_The task:_ Collect every line below that contains the word "icon".

_Entries taken from a collection:_
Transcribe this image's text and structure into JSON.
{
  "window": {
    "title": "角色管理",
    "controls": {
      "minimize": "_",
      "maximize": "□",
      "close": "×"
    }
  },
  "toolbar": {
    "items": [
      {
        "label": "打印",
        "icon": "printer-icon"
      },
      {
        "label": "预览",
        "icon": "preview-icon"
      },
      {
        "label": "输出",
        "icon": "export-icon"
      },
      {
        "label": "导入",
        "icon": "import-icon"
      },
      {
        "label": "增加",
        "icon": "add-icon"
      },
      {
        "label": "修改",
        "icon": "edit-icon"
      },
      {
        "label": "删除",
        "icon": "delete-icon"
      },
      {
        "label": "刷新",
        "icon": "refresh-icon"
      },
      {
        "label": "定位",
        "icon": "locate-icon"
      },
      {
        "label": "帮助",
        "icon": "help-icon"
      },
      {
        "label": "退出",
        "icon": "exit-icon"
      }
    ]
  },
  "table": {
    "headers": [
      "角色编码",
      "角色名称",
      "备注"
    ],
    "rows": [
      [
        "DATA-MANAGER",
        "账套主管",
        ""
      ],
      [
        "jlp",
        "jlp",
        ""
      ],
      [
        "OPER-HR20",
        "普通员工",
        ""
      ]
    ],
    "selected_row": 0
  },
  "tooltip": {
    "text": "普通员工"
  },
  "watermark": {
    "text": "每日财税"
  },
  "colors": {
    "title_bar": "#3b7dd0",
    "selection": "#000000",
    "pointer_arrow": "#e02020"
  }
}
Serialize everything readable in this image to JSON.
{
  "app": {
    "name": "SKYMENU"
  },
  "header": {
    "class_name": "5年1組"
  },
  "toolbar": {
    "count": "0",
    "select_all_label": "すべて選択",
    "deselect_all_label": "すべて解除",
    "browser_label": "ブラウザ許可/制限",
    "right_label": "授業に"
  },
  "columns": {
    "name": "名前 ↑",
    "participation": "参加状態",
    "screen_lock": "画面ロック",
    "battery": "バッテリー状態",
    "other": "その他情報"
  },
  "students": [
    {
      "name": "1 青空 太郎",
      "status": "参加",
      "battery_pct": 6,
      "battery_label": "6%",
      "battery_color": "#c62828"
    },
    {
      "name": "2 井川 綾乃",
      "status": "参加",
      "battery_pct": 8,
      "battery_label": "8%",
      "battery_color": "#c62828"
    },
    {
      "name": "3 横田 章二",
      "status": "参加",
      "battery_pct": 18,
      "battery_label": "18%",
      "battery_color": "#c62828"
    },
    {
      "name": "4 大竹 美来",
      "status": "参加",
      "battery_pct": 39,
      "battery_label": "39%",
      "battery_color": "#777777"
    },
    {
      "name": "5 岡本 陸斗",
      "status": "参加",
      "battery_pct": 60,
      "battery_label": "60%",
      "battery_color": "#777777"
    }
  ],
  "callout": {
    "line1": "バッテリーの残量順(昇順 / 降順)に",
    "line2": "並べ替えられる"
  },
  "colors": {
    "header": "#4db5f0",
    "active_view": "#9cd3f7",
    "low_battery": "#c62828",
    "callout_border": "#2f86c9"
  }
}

_Reply to the exercise:_
        "icon": "printer-icon"
        "icon": "preview-icon"
        "icon": "export-icon"
        "icon": "import-icon"
        "icon": "add-icon"
        "icon": "edit-icon"
        "icon": "delete-icon"
        "icon": "refresh-icon"
        "icon": "locate-icon"
        "icon": "help-icon"
        "icon": "exit-icon"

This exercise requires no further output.